Olympics: Today's trash could be tomorrow's collectible
By Alan Baldwin
LONDON (Reuters) - Those lucky spectators streaming into the Olympic Park for Friday's opening ceremony would be well advised to keep their ticket stubs, and any other ephemera related to the occasion, if only for their great-granchildren's sake.
If they have not already binned it, they might also want to hang on to the stiff postal envelope that the coveted tickets arrived in.
In the world of the Olympic memorabilia collector everything associated with the Games is of potential interest, even if it could be many decades before anyone can turn the trash into cash.
That alchemy, the act of trying to identify the base matter that might one day be transformed into saleroom gold or family heirloom, is all part of the fun.

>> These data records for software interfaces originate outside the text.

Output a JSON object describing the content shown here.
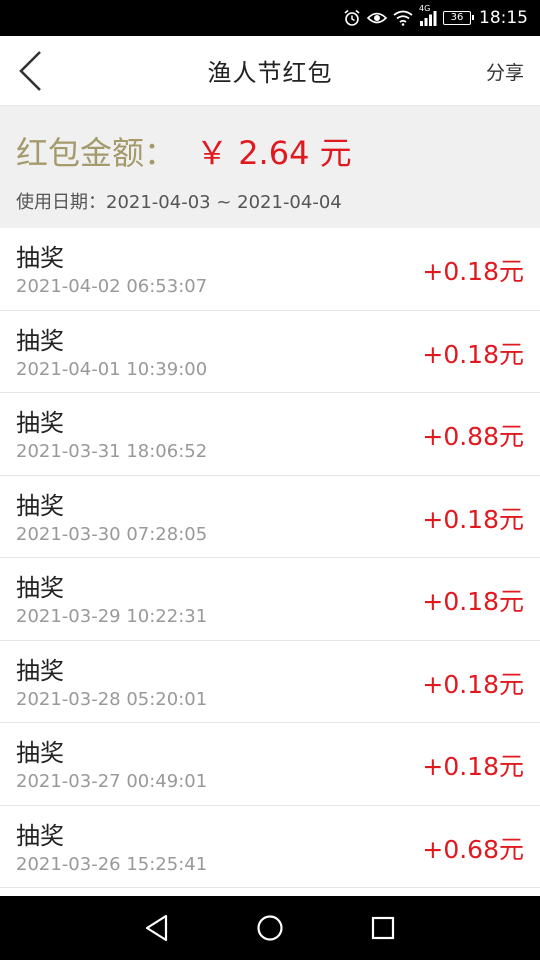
{
  "status_bar": {
    "time": "18:15",
    "battery": "36",
    "network": "4G",
    "icons": [
      "alarm-icon",
      "eye-icon",
      "wifi-icon",
      "signal-icon",
      "battery-icon"
    ]
  },
  "header": {
    "title": "渔人节红包",
    "share_label": "分享",
    "back_icon": "chevron-left-icon"
  },
  "summary": {
    "amount_label": "红包金额：",
    "amount_value": "￥ 2.64 元",
    "date_line": "使用日期：2021-04-03 ~ 2021-04-04",
    "colors": {
      "label": "#a49a6c",
      "amount": "#e0191f"
    }
  },
  "records": [
    {
      "title": "抽奖",
      "time": "2021-04-02 06:53:07",
      "amount": "+0.18元"
    },
    {
      "title": "抽奖",
      "time": "2021-04-01 10:39:00",
      "amount": "+0.18元"
    },
    {
      "title": "抽奖",
      "time": "2021-03-31 18:06:52",
      "amount": "+0.88元"
    },
    {
      "title": "抽奖",
      "time": "2021-03-30 07:28:05",
      "amount": "+0.18元"
    },
    {
      "title": "抽奖",
      "time": "2021-03-29 10:22:31",
      "amount": "+0.18元"
    },
    {
      "title": "抽奖",
      "time": "2021-03-28 05:20:01",
      "amount": "+0.18元"
    },
    {
      "title": "抽奖",
      "time": "2021-03-27 00:49:01",
      "amount": "+0.18元"
    },
    {
      "title": "抽奖",
      "time": "2021-03-26 15:25:41",
      "amount": "+0.68元"
    }
  ],
  "nav_bar": {
    "icons": [
      "back-triangle-icon",
      "home-circle-icon",
      "recents-square-icon"
    ]
  }
}
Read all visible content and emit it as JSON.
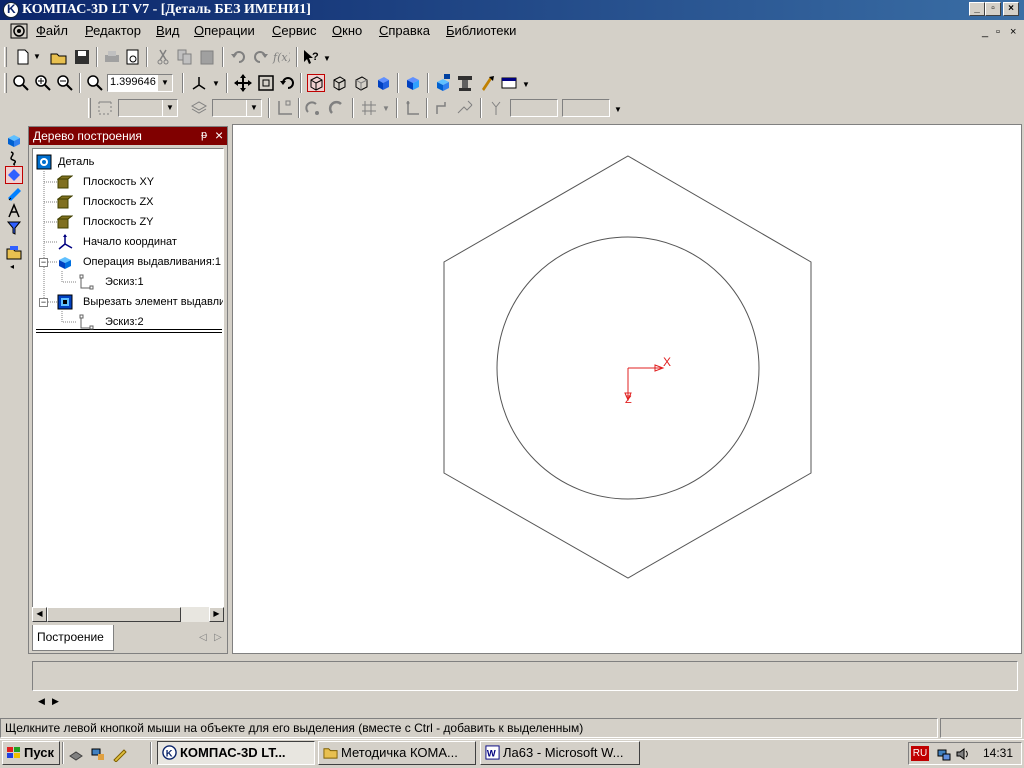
{
  "window": {
    "title": "КОМПАС-3D LT V7 - [Деталь БЕЗ ИМЕНИ1]",
    "min_label": "_",
    "max_label": "▫",
    "close_label": "×"
  },
  "menu": {
    "items": [
      "Файл",
      "Редактор",
      "Вид",
      "Операции",
      "Сервис",
      "Окно",
      "Справка",
      "Библиотеки"
    ],
    "mdi_min": "_",
    "mdi_restore": "▫",
    "mdi_close": "×"
  },
  "toolbar": {
    "zoom_value": "1.399646"
  },
  "tree": {
    "title": "Дерево построения",
    "pin": "ᵽ",
    "close": "×",
    "nodes": [
      {
        "label": "Деталь",
        "icon": "part-icon"
      },
      {
        "label": "Плоскость XY",
        "icon": "plane-icon"
      },
      {
        "label": "Плоскость ZX",
        "icon": "plane-icon"
      },
      {
        "label": "Плоскость ZY",
        "icon": "plane-icon"
      },
      {
        "label": "Начало координат",
        "icon": "origin-icon"
      },
      {
        "label": "Операция выдавливания:1",
        "icon": "extrude-icon"
      },
      {
        "label": "Эскиз:1",
        "icon": "sketch-icon"
      },
      {
        "label": "Вырезать элемент выдавли",
        "icon": "cut-extrude-icon"
      },
      {
        "label": "Эскиз:2",
        "icon": "sketch-icon"
      }
    ],
    "expander": "−",
    "tab": "Построение"
  },
  "viewport": {
    "axis_x": "X",
    "axis_z": "Z",
    "line_color": "#555555",
    "axis_color": "#e02020"
  },
  "status": {
    "message": "Щелкните левой кнопкой мыши на объекте для его выделения (вместе с Ctrl - добавить к выделенным)"
  },
  "taskbar": {
    "start": "Пуск",
    "buttons": [
      "КОМПАС-3D LT...",
      "Методичка КОМА...",
      "Ла63 - Microsoft W..."
    ],
    "lang": "RU",
    "clock": "14:31"
  }
}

As the late IOC president Juan Antonio Samaranch, a noted philatelist, once declared: "Collecting is the sport of the spectator".

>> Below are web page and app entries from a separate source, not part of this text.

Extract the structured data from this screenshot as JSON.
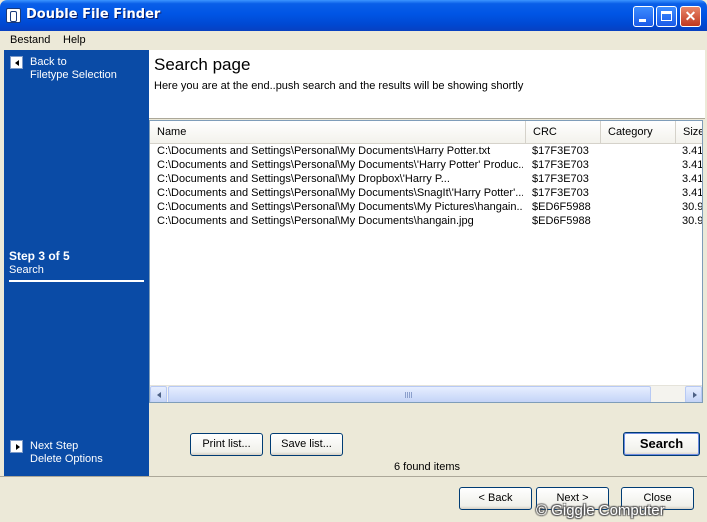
{
  "window": {
    "title": "Double File Finder"
  },
  "menu": {
    "items": [
      {
        "label": "Bestand"
      },
      {
        "label": "Help"
      }
    ]
  },
  "sidebar": {
    "back": {
      "line1": "Back to",
      "line2": "Filetype Selection"
    },
    "step": {
      "title": "Step 3 of 5",
      "name": "Search"
    },
    "next": {
      "line1": "Next Step",
      "line2": "Delete Options"
    }
  },
  "header": {
    "title": "Search page",
    "subtitle": "Here you are at the end..push search and the results will be showing shortly"
  },
  "results": {
    "columns": [
      "Name",
      "CRC",
      "Category",
      "Size"
    ],
    "rows": [
      {
        "name": "C:\\Documents and Settings\\Personal\\My Documents\\Harry Potter.txt",
        "crc": "$17F3E703",
        "category": "",
        "size": "3.41"
      },
      {
        "name": "C:\\Documents and Settings\\Personal\\My Documents\\'Harry Potter' Produc...",
        "crc": "$17F3E703",
        "category": "",
        "size": "3.41"
      },
      {
        "name": "C:\\Documents and Settings\\Personal\\My Dropbox\\'Harry P...",
        "crc": "$17F3E703",
        "category": "",
        "size": "3.41"
      },
      {
        "name": "C:\\Documents and Settings\\Personal\\My Documents\\SnagIt\\'Harry Potter'...",
        "crc": "$17F3E703",
        "category": "",
        "size": "3.41"
      },
      {
        "name": "C:\\Documents and Settings\\Personal\\My Documents\\My Pictures\\hangain...",
        "crc": "$ED6F5988",
        "category": "",
        "size": "30.9"
      },
      {
        "name": "C:\\Documents and Settings\\Personal\\My Documents\\hangain.jpg",
        "crc": "$ED6F5988",
        "category": "",
        "size": "30.9"
      }
    ],
    "found_count": "6 found items"
  },
  "actions": {
    "print": "Print list...",
    "save": "Save list...",
    "search": "Search"
  },
  "wizard": {
    "back": "< Back",
    "next": "Next >",
    "close": "Close"
  },
  "watermark": "© Giggle Computer",
  "colors": {
    "titlebar": "#0055E5",
    "sidebar": "#0A4BA6",
    "window": "#ECE9D8"
  }
}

Medals will always be the most obviously sought after items, because each one carries an individual story, has an intrinsic value and there are not many of them handed out.
Relay torches are also good sellers and pins have been traded for decades now.

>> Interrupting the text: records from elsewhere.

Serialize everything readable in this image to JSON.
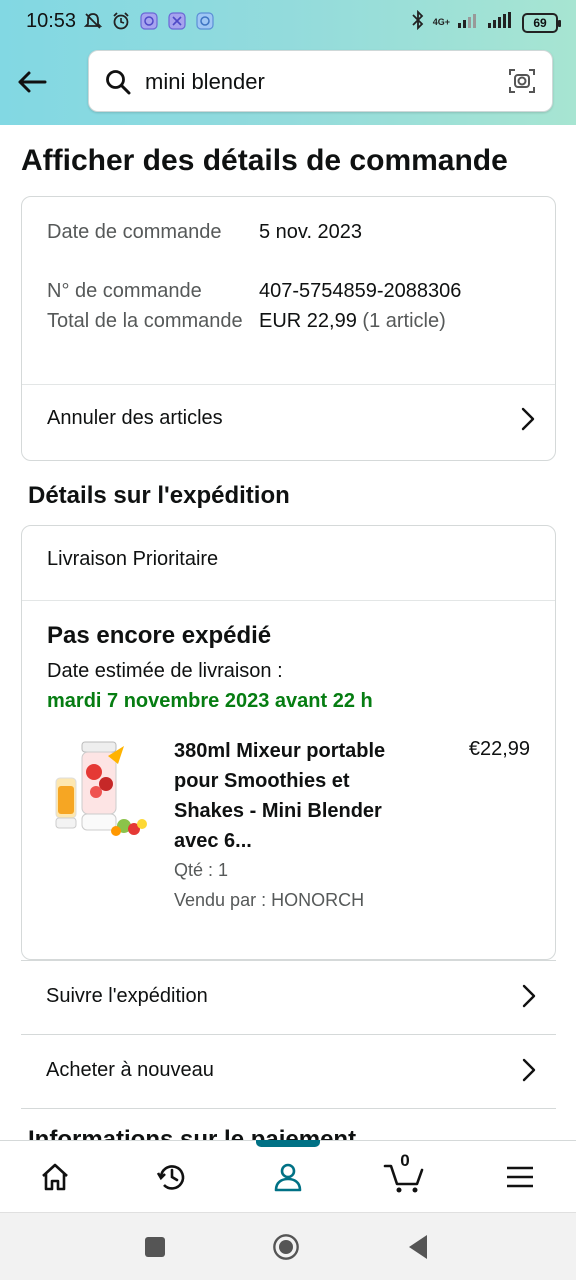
{
  "status_bar": {
    "time": "10:53",
    "network": "4G+",
    "battery": "69"
  },
  "header": {
    "search_value": "mini blender",
    "icons": [
      "back-arrow-icon",
      "search-icon",
      "camera-icon"
    ]
  },
  "page": {
    "title": "Afficher des détails de commande"
  },
  "order_summary": {
    "date_label": "Date de commande",
    "date_value": "5 nov. 2023",
    "number_label": "N° de commande",
    "number_value": "407-5754859-2088306",
    "total_label": "Total de la commande",
    "total_value": "EUR 22,99",
    "total_items": "(1 article)",
    "cancel_link": "Annuler des articles"
  },
  "shipping": {
    "section_title": "Détails sur l'expédition",
    "type": "Livraison Prioritaire",
    "status": "Pas encore expédié",
    "eta_label": "Date estimée de livraison :",
    "eta_date": "mardi 7 novembre 2023 avant 22 h",
    "product": {
      "title": "380ml Mixeur portable pour Smoothies et Shakes - Mini Blender avec 6...",
      "price": "€22,99",
      "qty": "Qté : 1",
      "seller": "Vendu par : HONORCH"
    }
  },
  "actions": {
    "track": "Suivre l'expédition",
    "buy_again": "Acheter à nouveau"
  },
  "partial_section": "Informations sur le paiement",
  "bottom_nav": {
    "items": [
      "home-icon",
      "history-icon",
      "account-icon",
      "cart-icon",
      "menu-icon"
    ],
    "active": "account-icon",
    "cart_count": "0",
    "accent": "#007185"
  },
  "colors": {
    "eta_green": "#067d12",
    "muted_text": "#565959",
    "header_gradient_start": "#82d8e3",
    "header_gradient_end": "#a7e5d2"
  }
}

"Once you get beyond the medals though, it becomes much trickier to predict what might become valuable or collectable in the future," Lionel Willis, a memorabilia expert with London auctioneers Bonhams, told Reuters. Continued...